Are 'Antibiotic Diets' Good Practice?
Antibiotics are among the most commonly prescribed medications in both outpatient and hospital settings. Global efforts at curbing antibiotic-resistant strains have prompted clinicians to pursue better stewardship, whereby they limit their prescribing of such medications to those who truly need them. Yet there's another possible means of addressing antibiotic resistance — using dietary interventions to reduce the gastrointestinal (GI) complaints that so often accompany the use of antibiotics: vomiting, nausea, diarrhea, bloating/indigestion, abdominal pain, and loss of appetite. Far from being a mere nuisance, these complications can have major ramifications.

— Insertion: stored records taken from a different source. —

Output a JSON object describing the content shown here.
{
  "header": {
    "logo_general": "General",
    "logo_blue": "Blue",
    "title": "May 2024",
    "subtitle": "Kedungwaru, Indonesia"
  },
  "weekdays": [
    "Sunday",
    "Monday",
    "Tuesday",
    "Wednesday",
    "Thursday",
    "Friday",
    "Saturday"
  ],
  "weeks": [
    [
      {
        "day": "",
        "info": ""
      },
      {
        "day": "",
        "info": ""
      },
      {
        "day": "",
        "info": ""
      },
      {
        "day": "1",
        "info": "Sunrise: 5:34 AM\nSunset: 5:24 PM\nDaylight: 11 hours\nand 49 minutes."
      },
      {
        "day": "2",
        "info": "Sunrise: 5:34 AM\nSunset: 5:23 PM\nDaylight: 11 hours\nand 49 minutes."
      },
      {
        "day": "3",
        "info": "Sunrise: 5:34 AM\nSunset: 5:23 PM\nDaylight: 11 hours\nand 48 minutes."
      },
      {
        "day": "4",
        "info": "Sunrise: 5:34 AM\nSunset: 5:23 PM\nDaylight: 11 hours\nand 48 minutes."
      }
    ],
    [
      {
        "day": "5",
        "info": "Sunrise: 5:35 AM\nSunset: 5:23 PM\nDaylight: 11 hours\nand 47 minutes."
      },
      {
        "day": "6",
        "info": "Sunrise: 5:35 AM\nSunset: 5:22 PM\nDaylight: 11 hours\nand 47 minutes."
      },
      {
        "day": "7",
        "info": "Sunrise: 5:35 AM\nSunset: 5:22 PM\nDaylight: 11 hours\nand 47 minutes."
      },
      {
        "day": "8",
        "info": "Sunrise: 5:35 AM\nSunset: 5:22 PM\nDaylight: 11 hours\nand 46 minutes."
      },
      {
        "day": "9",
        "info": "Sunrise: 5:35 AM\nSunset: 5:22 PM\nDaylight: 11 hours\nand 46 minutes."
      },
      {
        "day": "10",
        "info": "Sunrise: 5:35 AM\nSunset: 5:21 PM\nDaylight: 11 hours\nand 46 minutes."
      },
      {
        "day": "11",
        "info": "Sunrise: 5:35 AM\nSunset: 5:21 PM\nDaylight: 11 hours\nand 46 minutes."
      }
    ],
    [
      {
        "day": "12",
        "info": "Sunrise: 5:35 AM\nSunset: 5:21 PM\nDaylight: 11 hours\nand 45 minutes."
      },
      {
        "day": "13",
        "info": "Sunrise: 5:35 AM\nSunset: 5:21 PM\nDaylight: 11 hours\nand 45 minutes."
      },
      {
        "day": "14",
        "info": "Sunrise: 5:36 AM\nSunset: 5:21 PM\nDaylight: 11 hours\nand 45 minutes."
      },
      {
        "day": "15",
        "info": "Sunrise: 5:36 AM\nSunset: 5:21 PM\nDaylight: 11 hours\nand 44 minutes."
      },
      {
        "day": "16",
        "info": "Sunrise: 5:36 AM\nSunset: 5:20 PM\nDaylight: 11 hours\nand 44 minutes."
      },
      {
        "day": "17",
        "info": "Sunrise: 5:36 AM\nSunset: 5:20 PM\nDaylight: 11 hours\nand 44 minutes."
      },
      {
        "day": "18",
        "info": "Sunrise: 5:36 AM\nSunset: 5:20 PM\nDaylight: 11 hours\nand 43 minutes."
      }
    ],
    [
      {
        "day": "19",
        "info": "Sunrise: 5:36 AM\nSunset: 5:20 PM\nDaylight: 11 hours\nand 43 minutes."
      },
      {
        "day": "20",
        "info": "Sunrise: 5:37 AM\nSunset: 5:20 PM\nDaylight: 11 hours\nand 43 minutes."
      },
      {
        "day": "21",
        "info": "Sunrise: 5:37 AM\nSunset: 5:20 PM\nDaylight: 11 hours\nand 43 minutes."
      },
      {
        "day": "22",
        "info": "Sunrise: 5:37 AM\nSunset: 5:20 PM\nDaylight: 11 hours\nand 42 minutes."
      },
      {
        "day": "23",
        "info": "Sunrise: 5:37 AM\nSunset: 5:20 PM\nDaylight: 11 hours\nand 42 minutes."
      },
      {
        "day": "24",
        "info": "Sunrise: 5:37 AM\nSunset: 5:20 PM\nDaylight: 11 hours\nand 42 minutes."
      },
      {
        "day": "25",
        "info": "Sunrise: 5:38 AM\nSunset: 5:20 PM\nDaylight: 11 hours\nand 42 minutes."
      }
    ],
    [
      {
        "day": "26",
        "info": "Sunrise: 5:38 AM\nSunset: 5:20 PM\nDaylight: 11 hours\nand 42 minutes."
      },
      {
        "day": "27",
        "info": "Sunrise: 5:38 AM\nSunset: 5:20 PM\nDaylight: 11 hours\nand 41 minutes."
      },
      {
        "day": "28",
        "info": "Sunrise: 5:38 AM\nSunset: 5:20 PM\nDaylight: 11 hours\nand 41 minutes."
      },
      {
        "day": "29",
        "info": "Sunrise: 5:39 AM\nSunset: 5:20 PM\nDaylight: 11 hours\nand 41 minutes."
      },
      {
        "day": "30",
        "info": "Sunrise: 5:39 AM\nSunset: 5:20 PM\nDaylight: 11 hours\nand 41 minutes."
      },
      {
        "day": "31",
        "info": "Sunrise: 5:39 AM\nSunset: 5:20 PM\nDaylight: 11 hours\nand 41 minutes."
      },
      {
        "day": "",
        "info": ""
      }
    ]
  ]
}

@abhilan Several of the researchers who were interviewed believe there's convincing evidence supporting probiotics for the treatment of common antibiotic-related GI complaints. In many instances, they were involved in the studies themselves. During McFarland's 4-decade career in probiotics research, she has participated in early animal studies with strains such as Saccharomyces boulardii and was involved in meta-analyses of their role in Clostridium difficile infection and associated diarrhea and even as a potential GI intervention for COVID-19 patients. In mouse model studies from 2013 and 2018, Cresci and colleagues showed that the probiotic strains Lactobacillus GG and Faecalibacterium prausnitzii reduced the structural gut changes that lead to antibiotic-associated diarrhea and minimized the risk of C difficile infection.